Data records for software interfaces:
────────────────────
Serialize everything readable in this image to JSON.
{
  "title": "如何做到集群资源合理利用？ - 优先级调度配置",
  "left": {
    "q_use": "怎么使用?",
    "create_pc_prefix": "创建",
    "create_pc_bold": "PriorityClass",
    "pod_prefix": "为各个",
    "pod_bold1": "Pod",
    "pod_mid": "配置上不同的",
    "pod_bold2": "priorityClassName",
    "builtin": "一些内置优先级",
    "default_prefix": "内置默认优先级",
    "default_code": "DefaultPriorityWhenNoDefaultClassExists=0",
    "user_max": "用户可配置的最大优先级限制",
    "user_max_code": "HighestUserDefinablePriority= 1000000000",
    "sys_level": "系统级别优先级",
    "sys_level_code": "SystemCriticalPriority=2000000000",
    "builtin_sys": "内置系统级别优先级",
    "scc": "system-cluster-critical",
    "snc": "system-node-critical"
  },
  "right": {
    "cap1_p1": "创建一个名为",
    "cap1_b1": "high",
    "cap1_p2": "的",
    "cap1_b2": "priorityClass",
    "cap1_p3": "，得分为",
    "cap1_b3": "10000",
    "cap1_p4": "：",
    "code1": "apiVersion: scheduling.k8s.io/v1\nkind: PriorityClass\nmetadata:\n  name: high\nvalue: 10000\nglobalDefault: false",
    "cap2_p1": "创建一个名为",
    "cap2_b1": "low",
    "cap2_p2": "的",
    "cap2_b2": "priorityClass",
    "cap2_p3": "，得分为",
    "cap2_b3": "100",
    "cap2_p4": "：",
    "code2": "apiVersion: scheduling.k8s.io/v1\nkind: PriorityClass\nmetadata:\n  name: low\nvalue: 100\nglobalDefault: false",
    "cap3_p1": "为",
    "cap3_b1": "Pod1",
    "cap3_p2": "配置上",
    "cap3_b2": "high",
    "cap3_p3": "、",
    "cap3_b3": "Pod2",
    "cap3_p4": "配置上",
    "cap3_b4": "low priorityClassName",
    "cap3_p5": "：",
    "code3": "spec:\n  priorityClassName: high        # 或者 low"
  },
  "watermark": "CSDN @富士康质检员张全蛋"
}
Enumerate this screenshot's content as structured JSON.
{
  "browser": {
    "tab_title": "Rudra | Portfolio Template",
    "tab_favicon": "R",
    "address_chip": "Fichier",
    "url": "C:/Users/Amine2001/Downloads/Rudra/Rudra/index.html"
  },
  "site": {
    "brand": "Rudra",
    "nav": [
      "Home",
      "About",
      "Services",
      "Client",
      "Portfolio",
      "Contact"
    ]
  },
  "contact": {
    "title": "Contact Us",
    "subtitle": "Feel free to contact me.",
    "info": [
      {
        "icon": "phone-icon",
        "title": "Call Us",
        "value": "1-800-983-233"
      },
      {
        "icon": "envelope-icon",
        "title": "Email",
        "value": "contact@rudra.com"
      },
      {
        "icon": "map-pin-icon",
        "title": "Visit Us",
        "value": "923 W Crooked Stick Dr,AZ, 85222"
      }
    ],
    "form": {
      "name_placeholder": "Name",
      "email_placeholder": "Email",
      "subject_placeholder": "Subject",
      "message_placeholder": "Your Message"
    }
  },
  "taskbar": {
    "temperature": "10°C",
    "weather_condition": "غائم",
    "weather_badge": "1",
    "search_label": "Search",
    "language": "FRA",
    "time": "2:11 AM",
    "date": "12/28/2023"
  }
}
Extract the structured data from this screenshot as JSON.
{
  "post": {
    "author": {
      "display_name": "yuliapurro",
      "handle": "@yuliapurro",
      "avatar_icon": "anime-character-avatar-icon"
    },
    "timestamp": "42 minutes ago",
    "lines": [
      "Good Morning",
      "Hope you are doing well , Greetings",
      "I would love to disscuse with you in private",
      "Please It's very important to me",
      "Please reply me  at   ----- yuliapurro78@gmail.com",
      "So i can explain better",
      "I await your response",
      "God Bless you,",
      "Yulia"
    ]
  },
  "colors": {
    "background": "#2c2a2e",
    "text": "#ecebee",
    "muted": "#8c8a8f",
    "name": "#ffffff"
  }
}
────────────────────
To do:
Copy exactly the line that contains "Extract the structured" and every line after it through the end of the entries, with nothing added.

Answer area:
Extract the structured data from this screenshot as JSON.
{
  "post": {
    "author": {
      "display_name": "yuliapurro",
      "handle": "@yuliapurro",
      "avatar_icon": "anime-character-avatar-icon"
    },
    "timestamp": "42 minutes ago",
    "lines": [
      "Good Morning",
      "Hope you are doing well , Greetings",
      "I would love to disscuse with you in private",
      "Please It's very important to me",
      "Please reply me  at   ----- yuliapurro78@gmail.com",
      "So i can explain better",
      "I await your response",
      "God Bless you,",
      "Yulia"
    ]
  },
  "colors": {
    "background": "#2c2a2e",
    "text": "#ecebee",
    "muted": "#8c8a8f",
    "name": "#ffffff"
  }
}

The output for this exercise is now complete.